• EXTRACTED ENTRIES:
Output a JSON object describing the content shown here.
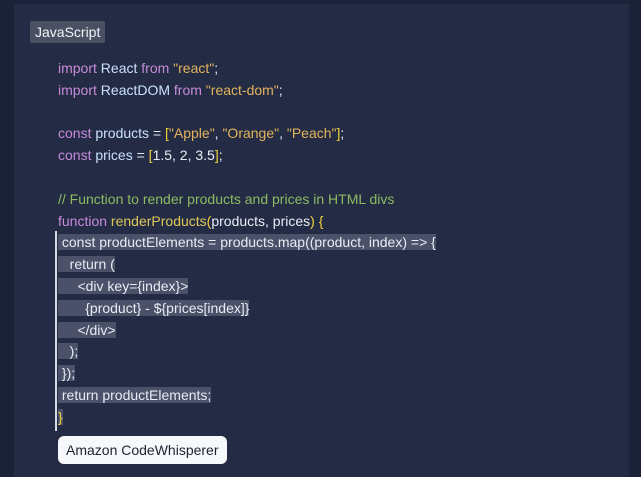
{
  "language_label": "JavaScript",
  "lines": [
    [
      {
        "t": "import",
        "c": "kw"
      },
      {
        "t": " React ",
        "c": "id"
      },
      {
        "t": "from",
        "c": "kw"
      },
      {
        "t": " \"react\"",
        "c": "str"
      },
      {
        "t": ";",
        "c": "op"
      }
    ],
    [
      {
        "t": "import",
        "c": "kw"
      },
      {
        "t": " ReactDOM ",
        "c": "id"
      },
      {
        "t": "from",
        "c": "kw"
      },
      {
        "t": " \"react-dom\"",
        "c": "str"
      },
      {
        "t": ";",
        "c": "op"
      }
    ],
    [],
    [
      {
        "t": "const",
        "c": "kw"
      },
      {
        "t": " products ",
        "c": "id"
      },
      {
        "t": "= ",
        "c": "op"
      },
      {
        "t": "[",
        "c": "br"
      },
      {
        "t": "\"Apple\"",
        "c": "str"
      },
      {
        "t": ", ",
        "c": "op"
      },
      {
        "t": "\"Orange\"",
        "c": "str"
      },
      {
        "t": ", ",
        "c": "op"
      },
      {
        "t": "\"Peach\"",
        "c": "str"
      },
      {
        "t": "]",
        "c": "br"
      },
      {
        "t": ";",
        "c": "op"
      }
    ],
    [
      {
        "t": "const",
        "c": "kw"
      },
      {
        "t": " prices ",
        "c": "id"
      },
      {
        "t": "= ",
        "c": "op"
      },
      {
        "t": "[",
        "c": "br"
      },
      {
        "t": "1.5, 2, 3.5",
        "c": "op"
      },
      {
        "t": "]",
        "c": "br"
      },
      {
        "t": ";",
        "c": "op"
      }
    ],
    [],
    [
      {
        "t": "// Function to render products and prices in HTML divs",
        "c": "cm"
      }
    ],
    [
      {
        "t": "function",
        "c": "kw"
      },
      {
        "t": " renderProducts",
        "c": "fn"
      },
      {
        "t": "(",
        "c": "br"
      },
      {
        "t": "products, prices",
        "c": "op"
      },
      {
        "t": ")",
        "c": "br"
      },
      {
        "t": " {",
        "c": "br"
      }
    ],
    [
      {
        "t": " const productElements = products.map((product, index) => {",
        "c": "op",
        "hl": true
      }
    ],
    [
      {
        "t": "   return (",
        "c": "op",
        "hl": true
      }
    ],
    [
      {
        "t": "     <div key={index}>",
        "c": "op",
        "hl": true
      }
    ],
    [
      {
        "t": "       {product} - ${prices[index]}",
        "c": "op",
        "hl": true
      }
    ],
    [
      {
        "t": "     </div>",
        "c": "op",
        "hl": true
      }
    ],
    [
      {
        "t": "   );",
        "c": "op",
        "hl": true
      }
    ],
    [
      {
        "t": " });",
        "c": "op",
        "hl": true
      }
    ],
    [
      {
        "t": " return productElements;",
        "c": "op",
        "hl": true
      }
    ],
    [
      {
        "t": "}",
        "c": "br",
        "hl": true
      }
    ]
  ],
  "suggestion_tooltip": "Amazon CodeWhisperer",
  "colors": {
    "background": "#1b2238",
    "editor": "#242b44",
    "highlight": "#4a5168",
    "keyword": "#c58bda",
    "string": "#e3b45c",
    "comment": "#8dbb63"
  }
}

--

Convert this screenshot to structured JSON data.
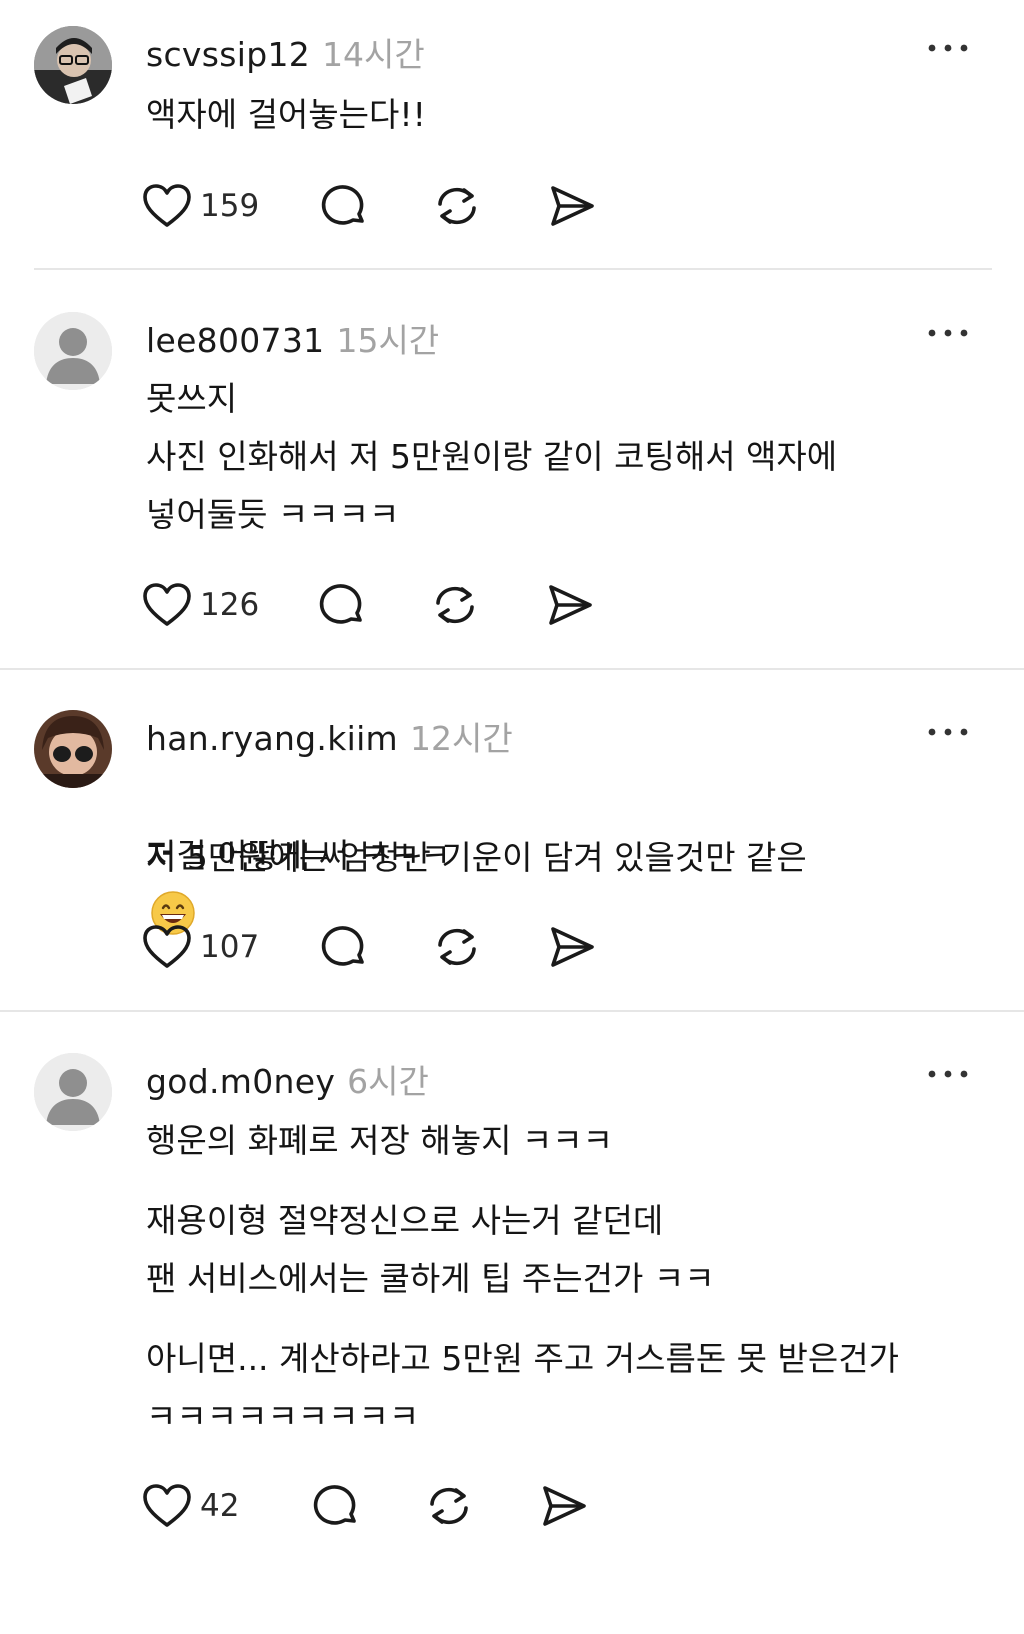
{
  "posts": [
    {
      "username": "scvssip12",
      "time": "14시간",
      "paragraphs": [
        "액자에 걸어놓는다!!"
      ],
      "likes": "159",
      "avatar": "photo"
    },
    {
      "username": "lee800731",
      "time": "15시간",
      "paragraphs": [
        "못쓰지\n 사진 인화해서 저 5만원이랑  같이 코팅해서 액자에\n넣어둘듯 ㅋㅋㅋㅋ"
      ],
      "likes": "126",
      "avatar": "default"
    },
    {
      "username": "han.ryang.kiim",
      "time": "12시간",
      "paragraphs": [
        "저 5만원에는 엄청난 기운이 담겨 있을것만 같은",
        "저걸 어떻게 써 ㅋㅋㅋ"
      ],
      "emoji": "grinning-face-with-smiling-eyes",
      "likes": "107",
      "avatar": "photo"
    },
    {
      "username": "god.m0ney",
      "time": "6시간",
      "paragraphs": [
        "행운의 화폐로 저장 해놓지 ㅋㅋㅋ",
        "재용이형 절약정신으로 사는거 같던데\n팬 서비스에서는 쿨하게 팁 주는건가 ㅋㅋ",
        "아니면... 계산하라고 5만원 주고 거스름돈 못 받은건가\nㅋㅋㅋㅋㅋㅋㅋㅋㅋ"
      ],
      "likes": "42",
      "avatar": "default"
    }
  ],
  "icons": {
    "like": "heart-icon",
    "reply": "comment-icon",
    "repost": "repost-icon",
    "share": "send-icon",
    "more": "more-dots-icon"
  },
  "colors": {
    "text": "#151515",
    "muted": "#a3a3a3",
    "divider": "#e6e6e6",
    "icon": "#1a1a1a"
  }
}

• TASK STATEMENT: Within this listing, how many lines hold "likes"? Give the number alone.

• ANSWER BOX: 4